__Assignment__: Within the data below, count the lines that include the word "value". Provide the number and nothing further.
==== Supplied material
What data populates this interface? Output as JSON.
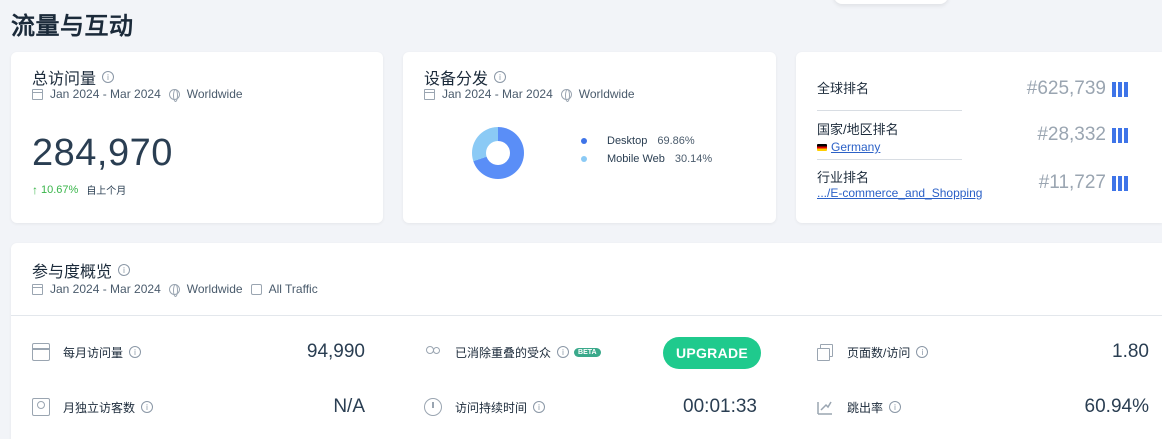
{
  "page": {
    "title": "流量与互动"
  },
  "visits_card": {
    "title": "总访问量",
    "date_range": "Jan 2024 - Mar 2024",
    "region": "Worldwide",
    "value": "284,970",
    "change": "10.67%",
    "change_label": "自上个月"
  },
  "device_card": {
    "title": "设备分发",
    "date_range": "Jan 2024 - Mar 2024",
    "region": "Worldwide",
    "items": [
      {
        "label": "Desktop",
        "pct": "69.86%",
        "color": "#5a8ef7"
      },
      {
        "label": "Mobile Web",
        "pct": "30.14%",
        "color": "#8bcaf5"
      }
    ]
  },
  "rank_card": {
    "global": {
      "label": "全球排名",
      "value": "#625,739"
    },
    "country": {
      "label": "国家/地区排名",
      "link": "Germany",
      "value": "#28,332"
    },
    "industry": {
      "label": "行业排名",
      "link": ".../E-commerce_and_Shopping",
      "value": "#11,727"
    }
  },
  "engagement": {
    "title": "参与度概览",
    "date_range": "Jan 2024 - Mar 2024",
    "region": "Worldwide",
    "traffic": "All Traffic",
    "metrics": {
      "monthly_visits": {
        "label": "每月访问量",
        "value": "94,990"
      },
      "dedup_audience": {
        "label": "已消除重叠的受众",
        "badge": "BETA",
        "button": "UPGRADE"
      },
      "pages_per_visit": {
        "label": "页面数/访问",
        "value": "1.80"
      },
      "unique_visitors": {
        "label": "月独立访客数",
        "value": "N/A"
      },
      "visit_duration": {
        "label": "访问持续时间",
        "value": "00:01:33"
      },
      "bounce_rate": {
        "label": "跳出率",
        "value": "60.94%"
      }
    }
  },
  "colors": {
    "accent": "#3e74e8",
    "upgrade": "#1fca8d",
    "positive": "#39b54a"
  }
}
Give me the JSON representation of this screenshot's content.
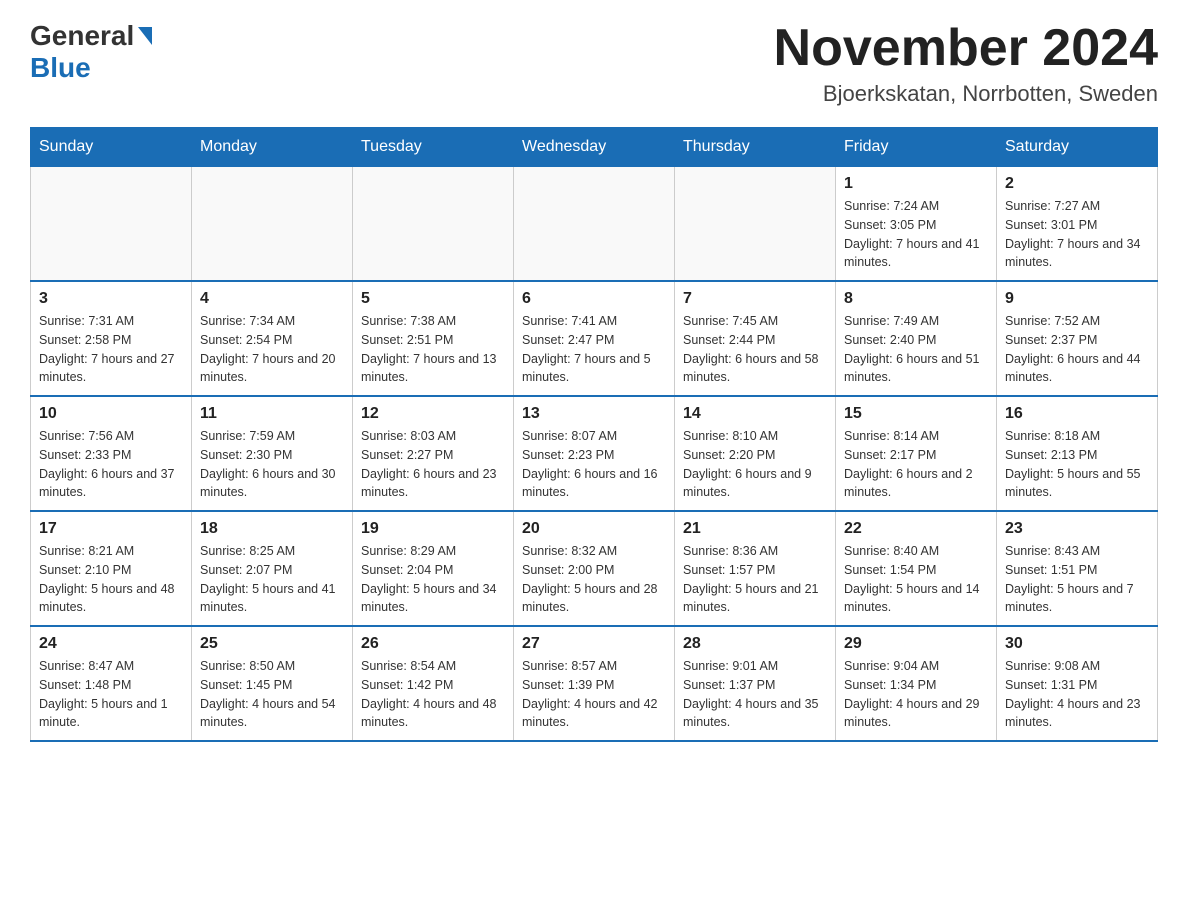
{
  "header": {
    "logo_general": "General",
    "logo_blue": "Blue",
    "month_title": "November 2024",
    "location": "Bjoerkskatan, Norrbotten, Sweden"
  },
  "days_of_week": [
    "Sunday",
    "Monday",
    "Tuesday",
    "Wednesday",
    "Thursday",
    "Friday",
    "Saturday"
  ],
  "weeks": [
    [
      {
        "day": "",
        "info": ""
      },
      {
        "day": "",
        "info": ""
      },
      {
        "day": "",
        "info": ""
      },
      {
        "day": "",
        "info": ""
      },
      {
        "day": "",
        "info": ""
      },
      {
        "day": "1",
        "info": "Sunrise: 7:24 AM\nSunset: 3:05 PM\nDaylight: 7 hours and 41 minutes."
      },
      {
        "day": "2",
        "info": "Sunrise: 7:27 AM\nSunset: 3:01 PM\nDaylight: 7 hours and 34 minutes."
      }
    ],
    [
      {
        "day": "3",
        "info": "Sunrise: 7:31 AM\nSunset: 2:58 PM\nDaylight: 7 hours and 27 minutes."
      },
      {
        "day": "4",
        "info": "Sunrise: 7:34 AM\nSunset: 2:54 PM\nDaylight: 7 hours and 20 minutes."
      },
      {
        "day": "5",
        "info": "Sunrise: 7:38 AM\nSunset: 2:51 PM\nDaylight: 7 hours and 13 minutes."
      },
      {
        "day": "6",
        "info": "Sunrise: 7:41 AM\nSunset: 2:47 PM\nDaylight: 7 hours and 5 minutes."
      },
      {
        "day": "7",
        "info": "Sunrise: 7:45 AM\nSunset: 2:44 PM\nDaylight: 6 hours and 58 minutes."
      },
      {
        "day": "8",
        "info": "Sunrise: 7:49 AM\nSunset: 2:40 PM\nDaylight: 6 hours and 51 minutes."
      },
      {
        "day": "9",
        "info": "Sunrise: 7:52 AM\nSunset: 2:37 PM\nDaylight: 6 hours and 44 minutes."
      }
    ],
    [
      {
        "day": "10",
        "info": "Sunrise: 7:56 AM\nSunset: 2:33 PM\nDaylight: 6 hours and 37 minutes."
      },
      {
        "day": "11",
        "info": "Sunrise: 7:59 AM\nSunset: 2:30 PM\nDaylight: 6 hours and 30 minutes."
      },
      {
        "day": "12",
        "info": "Sunrise: 8:03 AM\nSunset: 2:27 PM\nDaylight: 6 hours and 23 minutes."
      },
      {
        "day": "13",
        "info": "Sunrise: 8:07 AM\nSunset: 2:23 PM\nDaylight: 6 hours and 16 minutes."
      },
      {
        "day": "14",
        "info": "Sunrise: 8:10 AM\nSunset: 2:20 PM\nDaylight: 6 hours and 9 minutes."
      },
      {
        "day": "15",
        "info": "Sunrise: 8:14 AM\nSunset: 2:17 PM\nDaylight: 6 hours and 2 minutes."
      },
      {
        "day": "16",
        "info": "Sunrise: 8:18 AM\nSunset: 2:13 PM\nDaylight: 5 hours and 55 minutes."
      }
    ],
    [
      {
        "day": "17",
        "info": "Sunrise: 8:21 AM\nSunset: 2:10 PM\nDaylight: 5 hours and 48 minutes."
      },
      {
        "day": "18",
        "info": "Sunrise: 8:25 AM\nSunset: 2:07 PM\nDaylight: 5 hours and 41 minutes."
      },
      {
        "day": "19",
        "info": "Sunrise: 8:29 AM\nSunset: 2:04 PM\nDaylight: 5 hours and 34 minutes."
      },
      {
        "day": "20",
        "info": "Sunrise: 8:32 AM\nSunset: 2:00 PM\nDaylight: 5 hours and 28 minutes."
      },
      {
        "day": "21",
        "info": "Sunrise: 8:36 AM\nSunset: 1:57 PM\nDaylight: 5 hours and 21 minutes."
      },
      {
        "day": "22",
        "info": "Sunrise: 8:40 AM\nSunset: 1:54 PM\nDaylight: 5 hours and 14 minutes."
      },
      {
        "day": "23",
        "info": "Sunrise: 8:43 AM\nSunset: 1:51 PM\nDaylight: 5 hours and 7 minutes."
      }
    ],
    [
      {
        "day": "24",
        "info": "Sunrise: 8:47 AM\nSunset: 1:48 PM\nDaylight: 5 hours and 1 minute."
      },
      {
        "day": "25",
        "info": "Sunrise: 8:50 AM\nSunset: 1:45 PM\nDaylight: 4 hours and 54 minutes."
      },
      {
        "day": "26",
        "info": "Sunrise: 8:54 AM\nSunset: 1:42 PM\nDaylight: 4 hours and 48 minutes."
      },
      {
        "day": "27",
        "info": "Sunrise: 8:57 AM\nSunset: 1:39 PM\nDaylight: 4 hours and 42 minutes."
      },
      {
        "day": "28",
        "info": "Sunrise: 9:01 AM\nSunset: 1:37 PM\nDaylight: 4 hours and 35 minutes."
      },
      {
        "day": "29",
        "info": "Sunrise: 9:04 AM\nSunset: 1:34 PM\nDaylight: 4 hours and 29 minutes."
      },
      {
        "day": "30",
        "info": "Sunrise: 9:08 AM\nSunset: 1:31 PM\nDaylight: 4 hours and 23 minutes."
      }
    ]
  ]
}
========
__Solution to the problem__: 9